Such cynicism is hard to surpass, but there is always room to add a few lies. This is the task of the media propaganda aimed at getting the general public to swallow the policies decided by elite think tanks and governments. The February 23, 2000 article in The Toronto Star by ICG senior consultant Susan Blaustein, "Mitrovica flashpoint for the next Balkan war", deserves a Jamie Shea award for the most shameless war propaganda of the month. The clichés are all there, "centuries-old hatreds" (not our fault, folks); then focus on the single culprit: Milosevic; the unreliable French seeking appeasement versus the need for the international community to display "backbone" and stand up to "Milosevic's test of its resolve". For Blaustein, it is Milosevic, of course, who is causing trouble in the city of Mitrovica because of his "keen financial interest" in the Trepca mining complex and the Zvecan smelter. NATO has occupied Kosovo and watched for eight months while Albanians murder, terrorize and drive out most of the non-Albanian population, but Blaustein is able to write (and the newspaper to publish) that: "The city is a lynchpin in Belgrade's `Greater Serbia' strategy of expelling non-Serbs from the region." The November 1999 ICG report noted that: "International financial officials have long recognized the minerals industry as being prime for money laundering" throughout the world because of its structure and suggested that "the interest of the Milosevic circle in exploiting the Trepca facilities might go beyond the simple operation of sharing out the profits." This speculation is taken a step further by Blaustein, who writes that the smelter in Zvecan "is widely believed to have served the regime as an efficient money-laundering mechanism". But in any case, if the Serbs are running Zvecan to their profit, why would they want to make trouble? Ah, that Milosevic! It is because "Mitrovica is Milosevic's only remaining foothold in Kosovo" so "he has decided to call the bluff of the international community". The world is one big "test of wills" where little guys are forever "calling the bluff" of giants so the giants will wipe them out. The little guys seem to enjoy doing that, don't ask why. Blaustein goes on to excuse the Albanians for recent violence and blame the French. It is not the Serbs who are being driven out of Kosovo, but the Albanians who are victims of "Milosevic's operatives" who "monitor, harass, terrorize and expel ethnic Albanian civilians who dare to live in or travel to the Serb side of town". The rocket attack on a bus carrying Serb civilians, which killed two of them, was "not unprovoked"; the Albanians were impatient with the international community for turning a blind eye to "Serbs' oppression of ethnic Albanians"... By not allowing mobs of angry ethnic Albanians to take over the last part of Kosovo where Serbs are still managing to live more or less normally, "international officials are abandoning the U.N.'s stated commitment to create and protect a multi-ethnic society in Kosovo", according to Blaustein.
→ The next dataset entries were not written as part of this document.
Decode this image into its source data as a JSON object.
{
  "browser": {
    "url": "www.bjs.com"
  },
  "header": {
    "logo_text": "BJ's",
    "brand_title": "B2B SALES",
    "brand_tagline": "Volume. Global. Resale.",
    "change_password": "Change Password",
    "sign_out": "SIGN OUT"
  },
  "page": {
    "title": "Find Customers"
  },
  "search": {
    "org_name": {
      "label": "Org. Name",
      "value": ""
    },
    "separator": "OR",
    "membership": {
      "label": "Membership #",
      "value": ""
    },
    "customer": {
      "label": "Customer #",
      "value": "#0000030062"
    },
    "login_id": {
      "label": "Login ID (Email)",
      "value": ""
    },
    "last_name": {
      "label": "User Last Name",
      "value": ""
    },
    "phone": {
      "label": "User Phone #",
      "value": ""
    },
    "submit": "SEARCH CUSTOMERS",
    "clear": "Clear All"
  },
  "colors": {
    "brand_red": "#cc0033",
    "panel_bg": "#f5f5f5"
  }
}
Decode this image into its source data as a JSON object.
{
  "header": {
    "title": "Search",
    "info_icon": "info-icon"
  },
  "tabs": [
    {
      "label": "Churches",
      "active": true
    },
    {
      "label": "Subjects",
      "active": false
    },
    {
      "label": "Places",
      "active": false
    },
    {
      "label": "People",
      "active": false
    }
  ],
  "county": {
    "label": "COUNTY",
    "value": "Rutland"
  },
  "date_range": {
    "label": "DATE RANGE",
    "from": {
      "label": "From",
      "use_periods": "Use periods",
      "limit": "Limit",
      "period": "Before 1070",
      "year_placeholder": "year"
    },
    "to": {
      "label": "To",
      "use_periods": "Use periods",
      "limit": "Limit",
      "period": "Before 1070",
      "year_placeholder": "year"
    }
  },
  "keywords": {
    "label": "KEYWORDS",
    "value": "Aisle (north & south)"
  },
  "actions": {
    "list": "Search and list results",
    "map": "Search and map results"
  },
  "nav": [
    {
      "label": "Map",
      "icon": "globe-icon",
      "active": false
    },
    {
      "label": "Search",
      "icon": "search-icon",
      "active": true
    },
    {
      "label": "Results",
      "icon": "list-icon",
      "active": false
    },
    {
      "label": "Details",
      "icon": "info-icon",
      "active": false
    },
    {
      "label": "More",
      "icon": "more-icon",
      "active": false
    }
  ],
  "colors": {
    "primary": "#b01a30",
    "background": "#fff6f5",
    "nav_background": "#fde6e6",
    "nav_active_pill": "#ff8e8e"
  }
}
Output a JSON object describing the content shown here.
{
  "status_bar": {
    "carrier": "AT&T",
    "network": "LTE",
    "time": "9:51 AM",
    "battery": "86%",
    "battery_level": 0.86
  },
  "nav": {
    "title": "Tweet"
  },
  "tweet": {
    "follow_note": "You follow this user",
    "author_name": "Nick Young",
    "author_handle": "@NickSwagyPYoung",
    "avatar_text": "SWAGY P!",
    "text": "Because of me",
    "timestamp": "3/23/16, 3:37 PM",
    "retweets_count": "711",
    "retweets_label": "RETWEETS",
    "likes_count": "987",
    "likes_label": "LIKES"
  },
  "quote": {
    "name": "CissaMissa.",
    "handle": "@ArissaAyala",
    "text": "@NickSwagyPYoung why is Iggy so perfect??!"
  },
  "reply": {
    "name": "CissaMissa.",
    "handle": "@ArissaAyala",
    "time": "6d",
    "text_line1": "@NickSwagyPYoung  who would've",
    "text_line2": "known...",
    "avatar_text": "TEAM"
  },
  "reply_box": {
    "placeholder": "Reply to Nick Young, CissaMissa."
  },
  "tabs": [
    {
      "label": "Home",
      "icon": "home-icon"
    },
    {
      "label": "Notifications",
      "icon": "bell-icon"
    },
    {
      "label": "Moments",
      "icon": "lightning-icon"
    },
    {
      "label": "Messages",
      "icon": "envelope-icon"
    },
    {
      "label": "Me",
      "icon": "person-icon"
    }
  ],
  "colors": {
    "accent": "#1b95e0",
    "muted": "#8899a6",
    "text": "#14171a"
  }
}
This tract is meant to cast the blame in advance for what Blaustein calls the "next Balkan war". It is in total contradiction to the facts of what has been happening in Kosovo during eight months of foreign occupation.
How then can anyone dare to write or publish such an article? The answer is that the propagandists are counting on the tendency of uninformed readers to mistake what is familiar for what is true. The cliches about "Milosevic" and "Greater Serbia" are familiar. The truth is not. If and when the "next Balkan war" breaks out and the "international community" takes full control of the Trepca industrial complex, the distracted public need not pay too much attention, since everybody already knows what it's all about: that evil dictator Milosevic is causing trouble again.
- Diana Johnstone, 28 February 2000
To read the Blaustein article, please go to http://emperors-clothes.com/articles/Johnstone/flashpoint.htm
Some articles which clarify what is going on in Yugoslavia: